Dataset rows for apps and sites:
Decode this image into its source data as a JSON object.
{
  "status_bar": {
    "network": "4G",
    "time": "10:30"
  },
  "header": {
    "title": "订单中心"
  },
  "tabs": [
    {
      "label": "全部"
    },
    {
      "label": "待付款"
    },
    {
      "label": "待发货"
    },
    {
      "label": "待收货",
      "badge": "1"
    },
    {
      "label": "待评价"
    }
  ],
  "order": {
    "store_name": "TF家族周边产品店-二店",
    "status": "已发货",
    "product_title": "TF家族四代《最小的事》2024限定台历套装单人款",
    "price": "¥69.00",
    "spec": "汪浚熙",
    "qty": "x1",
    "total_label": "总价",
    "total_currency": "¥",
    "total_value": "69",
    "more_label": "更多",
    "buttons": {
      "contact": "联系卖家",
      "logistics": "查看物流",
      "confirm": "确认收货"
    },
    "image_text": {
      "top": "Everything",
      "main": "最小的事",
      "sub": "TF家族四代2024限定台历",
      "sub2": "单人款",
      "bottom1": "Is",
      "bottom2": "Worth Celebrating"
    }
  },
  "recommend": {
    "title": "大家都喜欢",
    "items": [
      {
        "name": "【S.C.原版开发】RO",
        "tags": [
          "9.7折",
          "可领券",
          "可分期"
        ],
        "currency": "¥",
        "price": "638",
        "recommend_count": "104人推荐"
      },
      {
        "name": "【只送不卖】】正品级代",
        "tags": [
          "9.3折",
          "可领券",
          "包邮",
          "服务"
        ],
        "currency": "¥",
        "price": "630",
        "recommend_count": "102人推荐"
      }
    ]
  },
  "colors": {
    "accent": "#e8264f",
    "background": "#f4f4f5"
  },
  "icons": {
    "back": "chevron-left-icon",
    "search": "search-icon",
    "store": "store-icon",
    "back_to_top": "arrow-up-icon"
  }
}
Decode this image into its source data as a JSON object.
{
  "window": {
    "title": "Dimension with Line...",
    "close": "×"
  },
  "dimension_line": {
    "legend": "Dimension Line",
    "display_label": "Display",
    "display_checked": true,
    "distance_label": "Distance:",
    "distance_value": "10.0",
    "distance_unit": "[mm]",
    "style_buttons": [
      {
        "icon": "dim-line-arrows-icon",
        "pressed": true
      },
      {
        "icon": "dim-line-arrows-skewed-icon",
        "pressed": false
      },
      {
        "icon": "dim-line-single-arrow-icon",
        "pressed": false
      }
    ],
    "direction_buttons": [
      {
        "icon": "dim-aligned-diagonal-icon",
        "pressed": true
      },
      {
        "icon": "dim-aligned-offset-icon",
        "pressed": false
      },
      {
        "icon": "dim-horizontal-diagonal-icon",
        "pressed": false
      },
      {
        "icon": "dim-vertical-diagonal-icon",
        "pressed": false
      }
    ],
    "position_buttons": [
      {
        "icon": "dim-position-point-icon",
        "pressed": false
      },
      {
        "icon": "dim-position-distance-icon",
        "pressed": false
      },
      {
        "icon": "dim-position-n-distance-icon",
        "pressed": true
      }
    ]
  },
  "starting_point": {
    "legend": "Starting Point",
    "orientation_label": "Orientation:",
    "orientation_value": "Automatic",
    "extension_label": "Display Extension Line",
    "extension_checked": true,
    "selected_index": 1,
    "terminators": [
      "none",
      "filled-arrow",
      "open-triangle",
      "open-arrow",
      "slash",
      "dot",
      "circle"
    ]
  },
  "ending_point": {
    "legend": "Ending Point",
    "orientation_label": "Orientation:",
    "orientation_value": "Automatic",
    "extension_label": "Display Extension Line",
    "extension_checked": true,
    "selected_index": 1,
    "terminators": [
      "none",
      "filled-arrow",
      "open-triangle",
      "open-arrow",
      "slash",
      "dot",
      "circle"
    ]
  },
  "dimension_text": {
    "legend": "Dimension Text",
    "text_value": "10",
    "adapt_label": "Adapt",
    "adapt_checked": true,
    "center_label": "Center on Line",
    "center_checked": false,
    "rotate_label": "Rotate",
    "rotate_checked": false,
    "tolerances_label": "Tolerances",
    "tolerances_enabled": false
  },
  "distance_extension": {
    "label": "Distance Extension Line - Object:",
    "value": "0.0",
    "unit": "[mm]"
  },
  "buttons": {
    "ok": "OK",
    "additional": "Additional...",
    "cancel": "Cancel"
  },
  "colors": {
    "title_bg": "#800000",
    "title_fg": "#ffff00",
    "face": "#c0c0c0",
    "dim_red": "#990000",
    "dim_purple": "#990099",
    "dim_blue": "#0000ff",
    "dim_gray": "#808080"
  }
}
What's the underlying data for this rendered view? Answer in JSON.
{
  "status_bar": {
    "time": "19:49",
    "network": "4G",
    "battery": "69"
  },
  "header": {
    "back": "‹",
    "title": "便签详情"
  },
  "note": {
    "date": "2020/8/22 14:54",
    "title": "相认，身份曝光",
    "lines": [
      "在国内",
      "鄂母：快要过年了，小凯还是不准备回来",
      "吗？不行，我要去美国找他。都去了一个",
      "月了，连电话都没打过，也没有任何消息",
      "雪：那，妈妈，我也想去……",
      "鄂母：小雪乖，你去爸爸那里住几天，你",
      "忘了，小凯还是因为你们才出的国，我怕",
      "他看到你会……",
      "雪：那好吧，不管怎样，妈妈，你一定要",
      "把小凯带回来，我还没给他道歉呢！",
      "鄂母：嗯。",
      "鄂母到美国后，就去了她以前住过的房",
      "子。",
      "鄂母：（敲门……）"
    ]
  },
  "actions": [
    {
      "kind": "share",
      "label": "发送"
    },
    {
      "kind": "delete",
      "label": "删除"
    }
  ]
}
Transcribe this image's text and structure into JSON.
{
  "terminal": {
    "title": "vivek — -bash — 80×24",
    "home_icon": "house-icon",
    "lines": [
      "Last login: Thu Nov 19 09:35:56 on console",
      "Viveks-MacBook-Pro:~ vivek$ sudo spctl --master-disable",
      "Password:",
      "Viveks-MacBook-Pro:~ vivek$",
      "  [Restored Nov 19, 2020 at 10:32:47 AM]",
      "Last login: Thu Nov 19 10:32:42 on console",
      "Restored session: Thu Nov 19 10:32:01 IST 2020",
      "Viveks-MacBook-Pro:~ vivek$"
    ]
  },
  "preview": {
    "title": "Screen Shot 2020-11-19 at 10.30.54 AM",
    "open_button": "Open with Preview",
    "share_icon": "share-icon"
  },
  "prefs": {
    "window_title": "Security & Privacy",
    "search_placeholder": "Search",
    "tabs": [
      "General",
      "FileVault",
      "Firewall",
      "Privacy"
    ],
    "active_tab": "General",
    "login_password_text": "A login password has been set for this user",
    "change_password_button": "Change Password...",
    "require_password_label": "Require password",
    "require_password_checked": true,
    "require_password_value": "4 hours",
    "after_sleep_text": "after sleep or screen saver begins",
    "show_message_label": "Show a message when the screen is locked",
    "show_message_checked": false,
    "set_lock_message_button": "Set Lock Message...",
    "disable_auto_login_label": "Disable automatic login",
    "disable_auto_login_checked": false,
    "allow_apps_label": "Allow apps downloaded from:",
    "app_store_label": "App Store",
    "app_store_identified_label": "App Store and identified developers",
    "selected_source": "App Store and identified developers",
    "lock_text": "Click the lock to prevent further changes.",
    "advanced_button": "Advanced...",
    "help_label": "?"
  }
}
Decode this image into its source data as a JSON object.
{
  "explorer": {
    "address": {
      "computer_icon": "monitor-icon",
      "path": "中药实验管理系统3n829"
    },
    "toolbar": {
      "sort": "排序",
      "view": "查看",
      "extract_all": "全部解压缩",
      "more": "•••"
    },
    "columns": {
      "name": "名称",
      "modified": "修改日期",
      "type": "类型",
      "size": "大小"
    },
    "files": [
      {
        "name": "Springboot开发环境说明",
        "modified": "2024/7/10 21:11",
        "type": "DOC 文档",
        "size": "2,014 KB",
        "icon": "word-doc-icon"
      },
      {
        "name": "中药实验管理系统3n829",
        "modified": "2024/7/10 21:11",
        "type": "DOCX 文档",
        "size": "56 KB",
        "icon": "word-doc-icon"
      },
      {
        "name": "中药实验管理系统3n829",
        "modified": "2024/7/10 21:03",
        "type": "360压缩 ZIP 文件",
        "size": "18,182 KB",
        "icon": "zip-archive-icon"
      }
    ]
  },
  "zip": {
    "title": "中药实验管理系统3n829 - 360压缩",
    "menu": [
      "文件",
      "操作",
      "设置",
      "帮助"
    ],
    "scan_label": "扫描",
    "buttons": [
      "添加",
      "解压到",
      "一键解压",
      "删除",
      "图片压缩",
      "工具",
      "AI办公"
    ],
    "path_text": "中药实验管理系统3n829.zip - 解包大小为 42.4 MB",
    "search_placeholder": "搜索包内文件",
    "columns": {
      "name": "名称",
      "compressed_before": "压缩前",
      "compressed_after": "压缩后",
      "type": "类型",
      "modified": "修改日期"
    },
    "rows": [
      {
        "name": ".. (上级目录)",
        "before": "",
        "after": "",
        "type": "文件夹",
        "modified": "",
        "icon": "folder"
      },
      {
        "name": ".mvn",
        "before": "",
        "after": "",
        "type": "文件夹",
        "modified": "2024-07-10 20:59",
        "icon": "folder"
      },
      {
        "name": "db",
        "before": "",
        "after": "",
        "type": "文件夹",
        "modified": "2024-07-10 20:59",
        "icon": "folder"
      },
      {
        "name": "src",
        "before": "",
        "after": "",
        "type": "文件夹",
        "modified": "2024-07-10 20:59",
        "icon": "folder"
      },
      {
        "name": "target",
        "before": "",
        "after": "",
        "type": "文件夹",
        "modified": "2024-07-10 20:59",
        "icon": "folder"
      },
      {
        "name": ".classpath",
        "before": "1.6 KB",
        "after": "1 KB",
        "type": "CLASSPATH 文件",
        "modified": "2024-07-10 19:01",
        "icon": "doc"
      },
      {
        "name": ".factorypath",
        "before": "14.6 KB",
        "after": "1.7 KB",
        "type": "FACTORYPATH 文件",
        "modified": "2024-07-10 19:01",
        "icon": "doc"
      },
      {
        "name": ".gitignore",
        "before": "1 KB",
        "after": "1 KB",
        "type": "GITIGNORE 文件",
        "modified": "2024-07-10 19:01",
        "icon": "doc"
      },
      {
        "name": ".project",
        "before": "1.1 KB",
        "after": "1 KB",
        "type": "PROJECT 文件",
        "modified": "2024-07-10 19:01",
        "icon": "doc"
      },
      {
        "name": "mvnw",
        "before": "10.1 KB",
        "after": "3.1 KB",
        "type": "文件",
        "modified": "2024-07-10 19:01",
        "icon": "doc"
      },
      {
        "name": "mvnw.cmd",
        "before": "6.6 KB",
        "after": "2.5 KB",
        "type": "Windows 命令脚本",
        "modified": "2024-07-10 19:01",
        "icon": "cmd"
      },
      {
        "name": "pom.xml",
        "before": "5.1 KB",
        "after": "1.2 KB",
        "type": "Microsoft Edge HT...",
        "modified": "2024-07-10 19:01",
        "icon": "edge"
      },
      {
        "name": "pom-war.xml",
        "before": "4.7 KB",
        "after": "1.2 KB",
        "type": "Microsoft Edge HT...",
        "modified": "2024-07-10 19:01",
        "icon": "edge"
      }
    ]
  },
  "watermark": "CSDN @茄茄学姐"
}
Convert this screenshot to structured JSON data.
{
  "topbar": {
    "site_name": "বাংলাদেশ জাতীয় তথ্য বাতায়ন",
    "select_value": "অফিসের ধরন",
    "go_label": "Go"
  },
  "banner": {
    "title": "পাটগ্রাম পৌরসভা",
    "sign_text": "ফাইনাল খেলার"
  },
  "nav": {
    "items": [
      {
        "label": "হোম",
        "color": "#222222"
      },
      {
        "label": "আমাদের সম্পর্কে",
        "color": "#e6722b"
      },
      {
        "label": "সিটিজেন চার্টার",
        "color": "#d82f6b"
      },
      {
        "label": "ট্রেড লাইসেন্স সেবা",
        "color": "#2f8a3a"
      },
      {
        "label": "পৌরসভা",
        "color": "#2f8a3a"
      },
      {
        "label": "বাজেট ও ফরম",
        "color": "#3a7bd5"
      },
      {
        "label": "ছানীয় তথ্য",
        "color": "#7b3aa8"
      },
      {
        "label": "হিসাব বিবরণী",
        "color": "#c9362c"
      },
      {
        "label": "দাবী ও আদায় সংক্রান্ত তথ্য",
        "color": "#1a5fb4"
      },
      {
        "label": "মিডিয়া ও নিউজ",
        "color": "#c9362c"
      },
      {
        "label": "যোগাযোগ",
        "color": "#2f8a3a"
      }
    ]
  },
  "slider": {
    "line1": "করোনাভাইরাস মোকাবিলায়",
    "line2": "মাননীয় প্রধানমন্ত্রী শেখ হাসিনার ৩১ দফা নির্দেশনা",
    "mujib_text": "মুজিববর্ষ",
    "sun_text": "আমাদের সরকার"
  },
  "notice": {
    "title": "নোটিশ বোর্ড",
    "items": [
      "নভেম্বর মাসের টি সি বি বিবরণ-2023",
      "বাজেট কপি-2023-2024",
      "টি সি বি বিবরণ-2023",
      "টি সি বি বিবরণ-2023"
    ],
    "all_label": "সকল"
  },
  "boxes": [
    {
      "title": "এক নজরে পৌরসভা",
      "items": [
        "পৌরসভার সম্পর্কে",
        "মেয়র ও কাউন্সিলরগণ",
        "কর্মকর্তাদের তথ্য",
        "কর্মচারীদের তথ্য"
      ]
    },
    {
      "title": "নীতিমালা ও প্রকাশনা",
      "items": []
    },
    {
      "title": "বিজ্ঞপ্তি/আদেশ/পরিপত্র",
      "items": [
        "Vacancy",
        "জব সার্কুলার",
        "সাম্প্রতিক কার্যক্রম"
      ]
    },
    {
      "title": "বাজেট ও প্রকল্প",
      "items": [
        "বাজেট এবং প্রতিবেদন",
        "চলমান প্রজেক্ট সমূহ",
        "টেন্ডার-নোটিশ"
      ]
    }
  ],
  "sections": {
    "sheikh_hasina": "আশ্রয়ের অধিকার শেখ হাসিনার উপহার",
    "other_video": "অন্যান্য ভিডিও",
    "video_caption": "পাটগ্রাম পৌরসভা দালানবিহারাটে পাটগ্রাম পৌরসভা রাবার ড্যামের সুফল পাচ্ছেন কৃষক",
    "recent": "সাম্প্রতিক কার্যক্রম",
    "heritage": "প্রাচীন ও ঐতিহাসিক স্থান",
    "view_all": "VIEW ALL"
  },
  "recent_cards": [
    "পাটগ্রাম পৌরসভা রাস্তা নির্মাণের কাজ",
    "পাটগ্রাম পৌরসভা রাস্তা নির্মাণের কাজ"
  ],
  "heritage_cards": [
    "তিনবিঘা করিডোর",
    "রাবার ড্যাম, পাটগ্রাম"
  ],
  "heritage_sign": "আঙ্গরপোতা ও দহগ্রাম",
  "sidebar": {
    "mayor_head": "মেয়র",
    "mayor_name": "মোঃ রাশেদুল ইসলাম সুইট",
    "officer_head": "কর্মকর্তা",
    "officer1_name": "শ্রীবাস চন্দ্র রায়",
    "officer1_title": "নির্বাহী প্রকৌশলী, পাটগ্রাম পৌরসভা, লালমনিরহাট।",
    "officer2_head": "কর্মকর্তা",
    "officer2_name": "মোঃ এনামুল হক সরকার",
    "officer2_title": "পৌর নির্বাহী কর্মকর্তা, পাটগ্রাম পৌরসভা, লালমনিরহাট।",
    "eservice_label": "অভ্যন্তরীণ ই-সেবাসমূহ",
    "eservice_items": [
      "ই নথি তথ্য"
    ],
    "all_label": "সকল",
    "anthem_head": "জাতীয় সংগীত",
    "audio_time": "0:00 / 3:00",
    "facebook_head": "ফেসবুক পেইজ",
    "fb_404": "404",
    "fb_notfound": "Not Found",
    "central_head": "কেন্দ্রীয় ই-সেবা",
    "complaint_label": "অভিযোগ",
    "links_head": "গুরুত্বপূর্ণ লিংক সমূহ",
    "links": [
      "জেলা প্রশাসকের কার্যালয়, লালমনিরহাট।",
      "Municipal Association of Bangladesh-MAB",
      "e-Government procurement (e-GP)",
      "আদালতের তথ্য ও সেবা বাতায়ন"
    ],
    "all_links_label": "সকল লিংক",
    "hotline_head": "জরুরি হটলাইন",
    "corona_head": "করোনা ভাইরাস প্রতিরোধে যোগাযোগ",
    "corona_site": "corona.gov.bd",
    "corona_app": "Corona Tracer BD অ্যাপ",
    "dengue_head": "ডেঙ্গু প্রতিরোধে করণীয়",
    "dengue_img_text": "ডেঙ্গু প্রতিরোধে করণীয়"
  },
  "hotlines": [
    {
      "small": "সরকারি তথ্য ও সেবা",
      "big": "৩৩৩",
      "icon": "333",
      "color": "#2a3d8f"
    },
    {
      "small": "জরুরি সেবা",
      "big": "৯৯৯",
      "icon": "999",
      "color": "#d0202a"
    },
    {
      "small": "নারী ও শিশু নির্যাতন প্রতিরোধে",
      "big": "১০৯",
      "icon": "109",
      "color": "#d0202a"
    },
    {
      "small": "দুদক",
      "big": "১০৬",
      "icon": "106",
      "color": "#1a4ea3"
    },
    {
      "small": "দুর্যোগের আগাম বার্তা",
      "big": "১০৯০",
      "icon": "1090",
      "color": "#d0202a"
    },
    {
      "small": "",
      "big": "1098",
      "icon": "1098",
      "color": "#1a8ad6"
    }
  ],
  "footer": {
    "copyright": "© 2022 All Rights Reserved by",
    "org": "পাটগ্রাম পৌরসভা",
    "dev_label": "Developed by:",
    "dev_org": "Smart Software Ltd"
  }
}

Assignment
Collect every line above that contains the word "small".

Expected output
      "small": "সরকারি তথ্য ও সেবা",
      "small": "জরুরি সেবা",
      "small": "নারী ও শিশু নির্যাতন প্রতিরোধে",
      "small": "দুদক",
      "small": "দুর্যোগের আগাম বার্তা",
      "small": "",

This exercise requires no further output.